Malaysian police round up ousted Cabinet minister's colleagues
By JOCELYN GECKER (Associated Press)

KUALA LUMPUR, Malaysia (AP) - Malaysia's ousted deputy prime minister said the police noose is tightening around his colleagues. His personal secretary was detained Tuesday.

''They're gradually picking away people,'' said Anwar Ibrahim, claiming a third of his close associates have been arrested and coerced ''to admit certain things - treason, selling government secrets or whatever.''

Anwar said that police arrested Mohamad Ahmad, his former private secretary at the finance ministry, early Tuesday morning and he had not been heard from since.

''Until now, no news,'' Anwar, who was sacked as finance and deputy prime minister on Sept. 2, told reporters Tuesday afternoon.

Anwar also said that another private secretary, Azmin Ali, had been notified Tuesday of his imminent arrest. Anwar's adopted brother, Sukma Dermawan, was detained last week.

At a late-night rally outside his house Monday, Anwar said that a close friend, Munawar Anees, was arrested under the country's Internal Security Act, which allows indefinite imprisonment without trial.

''Is this a police state or not? What's happening to this country?'' Anwar had shouted through a microphone to thousands of supporters crammed into his backyard.

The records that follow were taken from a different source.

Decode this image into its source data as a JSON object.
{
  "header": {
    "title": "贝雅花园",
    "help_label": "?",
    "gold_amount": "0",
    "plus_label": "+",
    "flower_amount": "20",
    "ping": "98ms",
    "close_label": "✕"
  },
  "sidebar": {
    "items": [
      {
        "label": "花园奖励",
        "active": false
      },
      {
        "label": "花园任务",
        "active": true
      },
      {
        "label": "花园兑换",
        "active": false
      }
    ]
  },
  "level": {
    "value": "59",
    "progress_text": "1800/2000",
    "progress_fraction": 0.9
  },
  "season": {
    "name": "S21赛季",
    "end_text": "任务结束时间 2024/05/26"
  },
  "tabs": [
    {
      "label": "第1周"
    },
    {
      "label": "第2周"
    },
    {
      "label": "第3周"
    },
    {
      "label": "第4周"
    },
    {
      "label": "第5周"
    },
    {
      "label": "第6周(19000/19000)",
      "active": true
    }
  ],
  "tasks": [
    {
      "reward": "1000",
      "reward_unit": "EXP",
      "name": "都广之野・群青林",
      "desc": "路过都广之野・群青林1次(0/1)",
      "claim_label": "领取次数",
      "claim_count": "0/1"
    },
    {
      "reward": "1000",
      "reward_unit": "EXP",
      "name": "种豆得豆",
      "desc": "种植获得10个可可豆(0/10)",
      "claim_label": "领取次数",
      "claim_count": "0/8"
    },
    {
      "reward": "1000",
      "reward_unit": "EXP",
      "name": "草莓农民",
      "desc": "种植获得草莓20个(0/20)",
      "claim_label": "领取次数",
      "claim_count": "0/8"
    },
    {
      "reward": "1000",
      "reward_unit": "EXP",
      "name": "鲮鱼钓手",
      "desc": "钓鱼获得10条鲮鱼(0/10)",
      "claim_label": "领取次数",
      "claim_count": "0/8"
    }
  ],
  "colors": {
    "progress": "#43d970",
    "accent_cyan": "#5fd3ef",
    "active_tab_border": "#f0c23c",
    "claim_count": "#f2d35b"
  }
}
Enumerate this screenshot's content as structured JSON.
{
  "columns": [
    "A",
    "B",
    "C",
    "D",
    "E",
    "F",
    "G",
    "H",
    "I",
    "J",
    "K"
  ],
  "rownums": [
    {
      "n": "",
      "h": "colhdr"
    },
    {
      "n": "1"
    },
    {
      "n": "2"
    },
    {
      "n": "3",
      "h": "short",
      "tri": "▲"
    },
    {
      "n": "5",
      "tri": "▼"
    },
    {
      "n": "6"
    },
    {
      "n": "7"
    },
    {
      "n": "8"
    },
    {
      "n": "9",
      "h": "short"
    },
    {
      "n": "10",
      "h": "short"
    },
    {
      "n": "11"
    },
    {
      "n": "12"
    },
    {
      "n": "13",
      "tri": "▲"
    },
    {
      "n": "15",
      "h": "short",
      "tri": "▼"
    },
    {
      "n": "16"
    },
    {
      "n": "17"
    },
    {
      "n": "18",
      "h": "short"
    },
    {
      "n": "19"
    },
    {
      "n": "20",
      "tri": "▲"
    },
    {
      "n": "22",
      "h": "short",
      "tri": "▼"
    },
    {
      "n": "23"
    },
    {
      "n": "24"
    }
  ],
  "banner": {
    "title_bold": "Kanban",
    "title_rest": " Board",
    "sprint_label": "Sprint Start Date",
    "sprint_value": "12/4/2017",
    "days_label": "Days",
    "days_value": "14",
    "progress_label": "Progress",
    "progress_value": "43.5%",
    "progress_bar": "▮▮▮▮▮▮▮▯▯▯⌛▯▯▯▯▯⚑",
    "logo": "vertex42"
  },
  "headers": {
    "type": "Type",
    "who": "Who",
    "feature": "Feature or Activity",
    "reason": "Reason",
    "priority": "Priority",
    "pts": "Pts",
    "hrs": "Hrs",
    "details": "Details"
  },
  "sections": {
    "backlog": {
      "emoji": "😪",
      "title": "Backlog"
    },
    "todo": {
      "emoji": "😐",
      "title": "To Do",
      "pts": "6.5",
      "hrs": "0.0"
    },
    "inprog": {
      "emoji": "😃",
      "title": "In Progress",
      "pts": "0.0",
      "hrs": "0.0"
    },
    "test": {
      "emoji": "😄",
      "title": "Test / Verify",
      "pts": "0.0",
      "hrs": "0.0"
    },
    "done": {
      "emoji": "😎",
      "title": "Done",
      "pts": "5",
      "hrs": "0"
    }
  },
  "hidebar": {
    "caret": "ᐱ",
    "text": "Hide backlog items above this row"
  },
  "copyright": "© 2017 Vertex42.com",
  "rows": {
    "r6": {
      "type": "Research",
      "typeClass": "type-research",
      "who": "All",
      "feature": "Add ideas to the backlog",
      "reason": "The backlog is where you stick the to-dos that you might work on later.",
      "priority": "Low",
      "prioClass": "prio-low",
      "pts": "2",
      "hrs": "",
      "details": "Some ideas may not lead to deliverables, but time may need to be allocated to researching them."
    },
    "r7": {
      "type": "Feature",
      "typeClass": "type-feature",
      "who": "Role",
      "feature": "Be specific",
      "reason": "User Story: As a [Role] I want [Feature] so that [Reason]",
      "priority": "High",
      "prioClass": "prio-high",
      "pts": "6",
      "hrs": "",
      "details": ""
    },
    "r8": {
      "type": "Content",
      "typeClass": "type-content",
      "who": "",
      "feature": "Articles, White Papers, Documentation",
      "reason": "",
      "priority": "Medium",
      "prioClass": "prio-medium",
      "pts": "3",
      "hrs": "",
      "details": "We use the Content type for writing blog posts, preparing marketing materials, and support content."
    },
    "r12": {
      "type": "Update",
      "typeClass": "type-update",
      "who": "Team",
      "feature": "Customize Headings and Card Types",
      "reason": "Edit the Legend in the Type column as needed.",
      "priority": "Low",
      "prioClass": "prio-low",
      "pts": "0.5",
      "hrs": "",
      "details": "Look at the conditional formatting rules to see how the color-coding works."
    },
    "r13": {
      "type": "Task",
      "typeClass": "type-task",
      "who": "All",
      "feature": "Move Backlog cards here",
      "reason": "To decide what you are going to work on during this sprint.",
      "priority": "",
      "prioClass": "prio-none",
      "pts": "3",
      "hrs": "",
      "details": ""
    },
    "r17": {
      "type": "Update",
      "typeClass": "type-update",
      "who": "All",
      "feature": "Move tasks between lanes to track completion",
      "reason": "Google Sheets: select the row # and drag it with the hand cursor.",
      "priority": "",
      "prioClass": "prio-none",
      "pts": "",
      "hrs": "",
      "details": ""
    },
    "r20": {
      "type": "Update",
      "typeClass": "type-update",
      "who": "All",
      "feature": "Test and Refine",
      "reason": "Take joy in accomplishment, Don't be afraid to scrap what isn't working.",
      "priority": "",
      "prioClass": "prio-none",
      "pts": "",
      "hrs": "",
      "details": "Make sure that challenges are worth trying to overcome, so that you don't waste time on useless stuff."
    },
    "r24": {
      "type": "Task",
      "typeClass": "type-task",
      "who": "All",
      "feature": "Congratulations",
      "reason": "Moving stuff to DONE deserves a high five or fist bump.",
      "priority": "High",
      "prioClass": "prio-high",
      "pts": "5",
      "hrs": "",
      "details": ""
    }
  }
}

''You cannot arrest people without reason. You cannot torture witnesses and force them to give statements,'' Anwar said. Although Anwar has not been formally charged with any crime, he has been accused of leaking state secrets, sedition, tampering with police investigations and having sex with several women and a man.

Prime Minister Mahathir Mohamad has not given details about why he dismissed his deputy, saying only that Anwar was immoral and unfit to lead.

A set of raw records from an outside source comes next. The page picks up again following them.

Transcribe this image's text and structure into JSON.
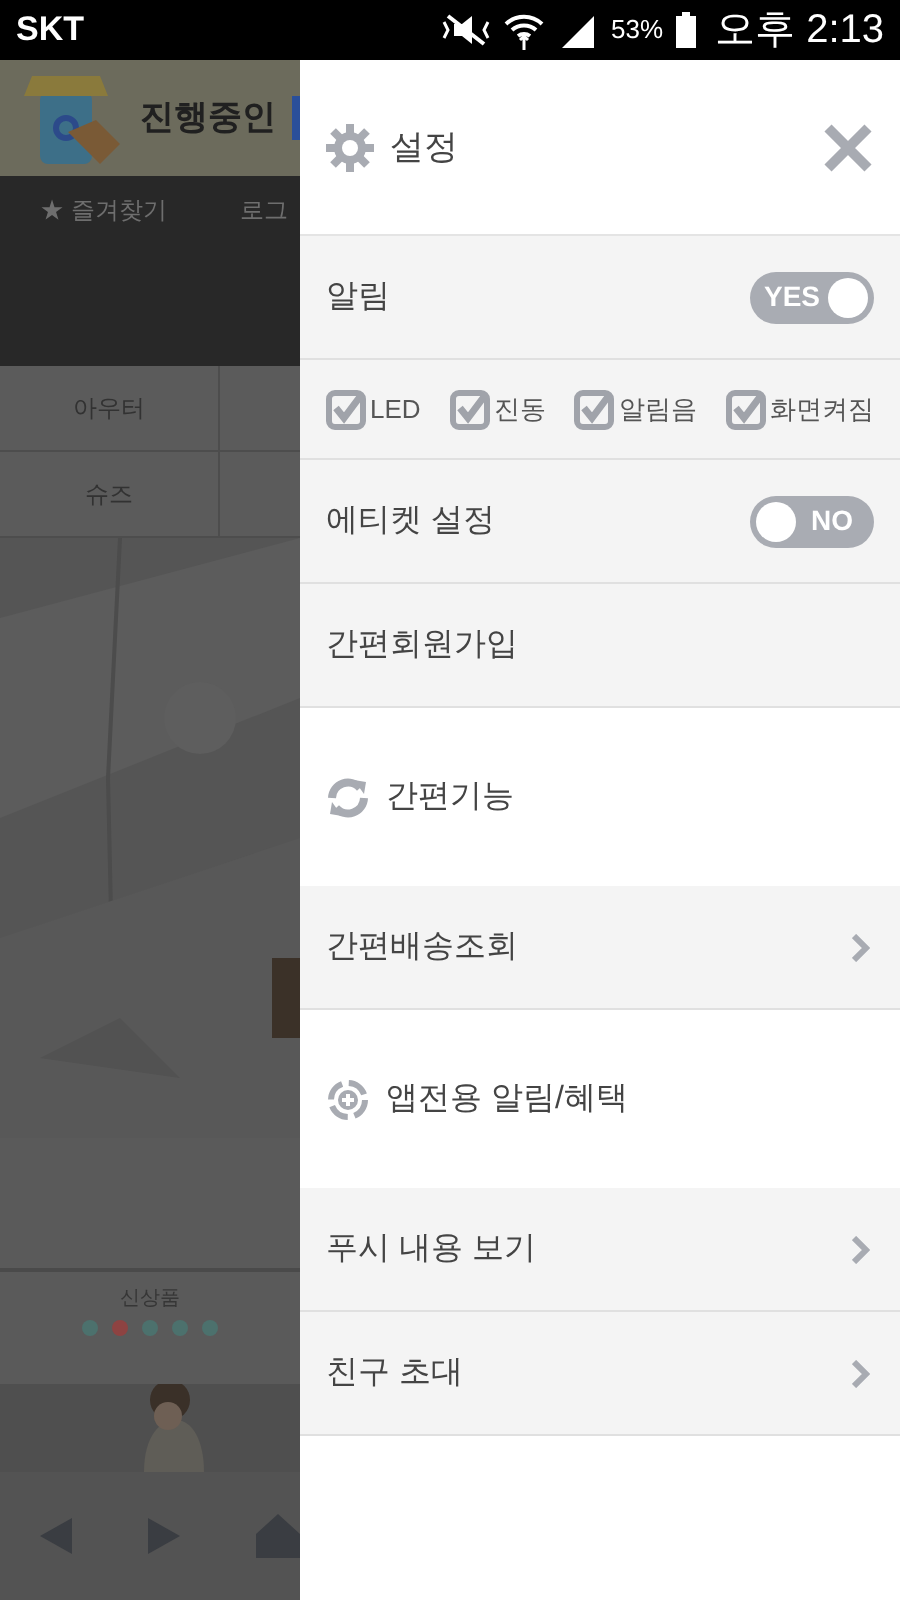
{
  "status_bar": {
    "carrier": "SKT",
    "battery": "53%",
    "time": "오후 2:13"
  },
  "background_page": {
    "logo_text": "진행중인",
    "nav": [
      "★ 즐겨찾기",
      "로그"
    ],
    "categories": [
      "아우터",
      "슈즈"
    ],
    "section_title": "신상품",
    "dots": [
      {
        "selected": false
      },
      {
        "selected": true
      },
      {
        "selected": false
      },
      {
        "selected": false
      },
      {
        "selected": false
      }
    ]
  },
  "drawer": {
    "title": "설정",
    "rows": [
      {
        "kind": "toggle",
        "label": "알림",
        "on": true,
        "toggle_label": "YES"
      },
      {
        "kind": "checks",
        "items": [
          {
            "label": "LED",
            "checked": true
          },
          {
            "label": "진동",
            "checked": true
          },
          {
            "label": "알림음",
            "checked": true
          },
          {
            "label": "화면켜짐",
            "checked": true
          }
        ]
      },
      {
        "kind": "toggle",
        "label": "에티켓 설정",
        "on": false,
        "toggle_label": "NO"
      },
      {
        "kind": "link",
        "label": "간편회원가입"
      },
      {
        "kind": "refresh-header",
        "label": "간편기능"
      },
      {
        "kind": "chevron-link",
        "label": "간편배송조회"
      },
      {
        "kind": "target-header",
        "label": "앱전용 알림/혜택"
      },
      {
        "kind": "chevron-link",
        "label": "푸시 내용 보기"
      },
      {
        "kind": "chevron-link",
        "label": "친구 초대"
      }
    ]
  }
}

On Tuesday, Lim Kit Siang, the opposition leader in Parliament and Anwar's one-time chief antagonist, stopped by Anwar's house to to inquire about the recent arrests.

Lim told reporters that Anwar's dismissal and the growing number of his arrested associates raised ''grave concerns'' about the country's handling of human rights.

''It has raised a very grave question as to whether Mahathir has become an investigator, prosecutor, judge and jury all in one,'' Lim said.

Lim's son, Lim Guan Eng, recently began serving an 18-month prison term for writing a pamphlet that raised questions about the country's judicial system.

Earlier Tuesday, Lim appealed to the Prisons Department to allow weekly family visits, saying the monthly-visit rule was established in 1953, under British colonialism. Lim also said his son was denied access to newspapers.

''Clearly, many prison rules are outdated, dehumanizing and worse, soul-destroying,'' Lim said in a statement reported by the national news agency, Bernama.